I have recently decided to have a spade designed and inked on my body. This decision is a statement of my love for my own blackness, my adoration for black men, and my role as a woman who happens to have a little more melanin in her skin. Much like black people have reclaimed nigger and sex-positive feminists have reclaimed whore/slut/etc, I am reclaiming the spade.

My decision to do such is well rooted in feminism, my own womanhood, and the rejection of the privilege white feminists possess.

Black women, far more than any other race, are raised to protect their black counterparts of the opposite sex. Branding the spade as a method for black men to be victimized is a practice I have naturally found myself wanting to combat. Dating back to the times of slavery, the hypersexualization and subsequental fetishization and objectification of black men was often used as a tactic to justify many disproved allegations of rape of white women. As a result, many of this men were killed or wrongfully imprisoned. In this regard, or any regard for that matter, fetishization is not a symbol of real adoration or love.

I am in no way denying that white women with genuine love and appreciation exist, but the notion of the spade in that use is problematic for those reasons. There is a fine line between fetishization and preference.
In example, many of my white female classmates swoon over the basketball players at my university, vastly black, but have no care for black men in other spaces or black issues. The lack of sympathy for their struggle as a race is what breeds fetishization.

White feminism in itself allows this sort of thing to happen. Black women are not allowed to “prefer” men of a specific race outside of their own without being seen as trying to upgrade, as if their own race is inherently lower.

As a black person, I have the ability to empathize for the black man in ways a white woman cannot.

My spade tattoo will scream I’m here for you.

It reinforces the love for my own blackness, my kind of feminism, and the way I was raised a black woman.

It is a culmination of the two most important parts of myself.

And as the literal function of the spade, I am sowing and reclaiming my roots.


Getting through the Pipeline

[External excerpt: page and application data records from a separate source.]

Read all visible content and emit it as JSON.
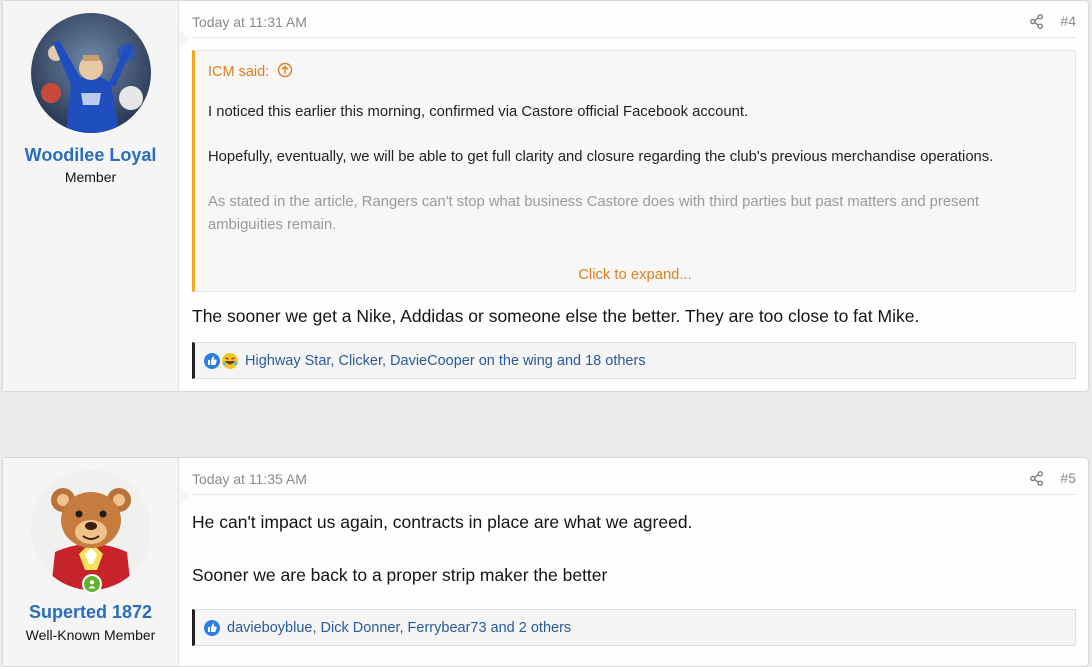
{
  "posts": [
    {
      "username": "Woodilee Loyal",
      "user_title": "Member",
      "date": "Today at 11:31 AM",
      "post_number": "#4",
      "quote": {
        "author": "ICM said:",
        "paragraphs": [
          "I noticed this earlier this morning, confirmed via Castore official Facebook account.",
          "Hopefully, eventually, we will be able to get full clarity and closure regarding the club's previous merchandise operations.",
          "As stated in the article, Rangers can't stop what business Castore does with third parties but past matters and present ambiguities remain."
        ],
        "expand_label": "Click to expand..."
      },
      "message": [
        "The sooner we get a Nike, Addidas or someone else the better. They are too close to fat Mike."
      ],
      "reactions": "Highway Star, Clicker, DavieCooper on the wing and 18 others"
    },
    {
      "username": "Superted 1872",
      "user_title": "Well-Known Member",
      "date": "Today at 11:35 AM",
      "post_number": "#5",
      "message": [
        "He can't impact us again, contracts in place are what we agreed.",
        "Sooner we are back to a proper strip maker the better"
      ],
      "reactions": "davieboyblue, Dick Donner, Ferrybear73 and 2 others"
    }
  ],
  "colors": {
    "username": "#2a6dbf",
    "quote_accent": "#f5a623",
    "reaction_text": "#2a5a9a",
    "online": "#63b32e"
  }
}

Now that school in the US is officially underway for everyone, whether you’re in kindergarten or grad school, I wanted to take this time to highlight an issue that affects many students in the country. This issue has been going on for decades, and it has yet to be completely taken care of, so I thought it would be best to bring this issue to light in hopes that a meaningful dialogue will be opened.

The school to prison pipeline is in our schools, and it has very real repercussions.

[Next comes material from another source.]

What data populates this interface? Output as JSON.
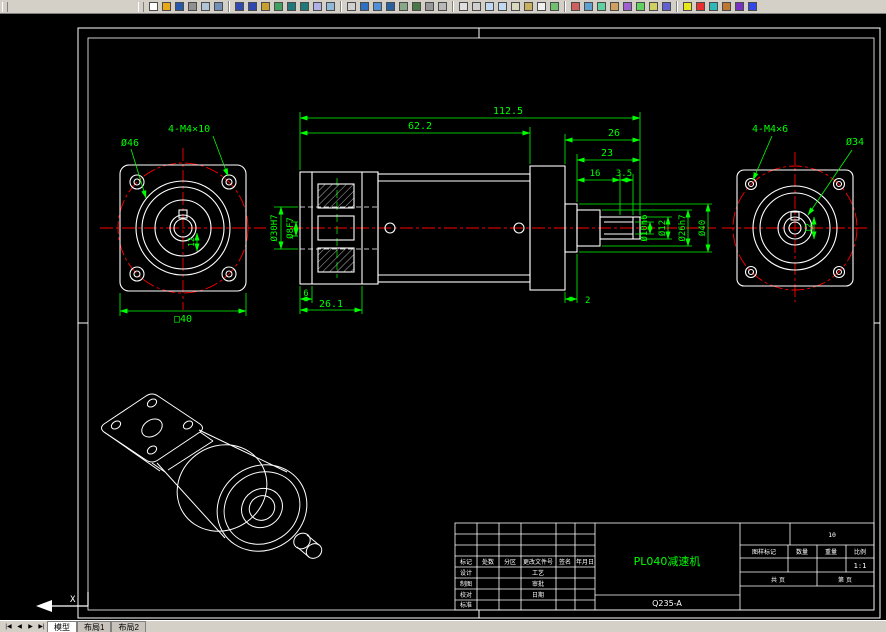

Continue reading Getting through the Pipeline

Taking Care of Yourself: Self Care Check #1

So, I do realize now that I should have given you some type of warning before I disappear. I forget that people consistently read this, and for that, I am grateful. This won’t be the last time I take a break, especially as a Duke student, but I will try to keep things somewhat normal for people who are still expecting something new.

I decided that I was going to try to take a mental health week and just check out from writing. I love writing, but self-care is something that I value as well, and today I want to address what it is, how you can do it, tips, and why it is necessary today.

Continue reading Taking Care of Yourself: Self Care Check #1

The Plight of White America

I know that this post will land me in some hot water, but I have put up with things for far too long, and I can no longer sit here in silence. This is a public service announcement: White supremacy not only exist, it rules almost everything we do in this country and by perpetuating the system and benefitting without speaking up on it, you are responsible for the negative repercussions.

Continue reading The Plight of White America

Measuring Blackness

This is going to be a more personal post, but I know that I am not the only one to go through this, and I would love to make that connection with others.

I am going through a breakup. No, it wasn’t for cheating, and we ended on good terms. Well, kind of. We both still love each other, to be honest (though I still think that I won the “I love you more” argument). It was a good run, or so I thought, until I heard him tell me: “I think we should see other people.”

Continue reading Measuring Blackness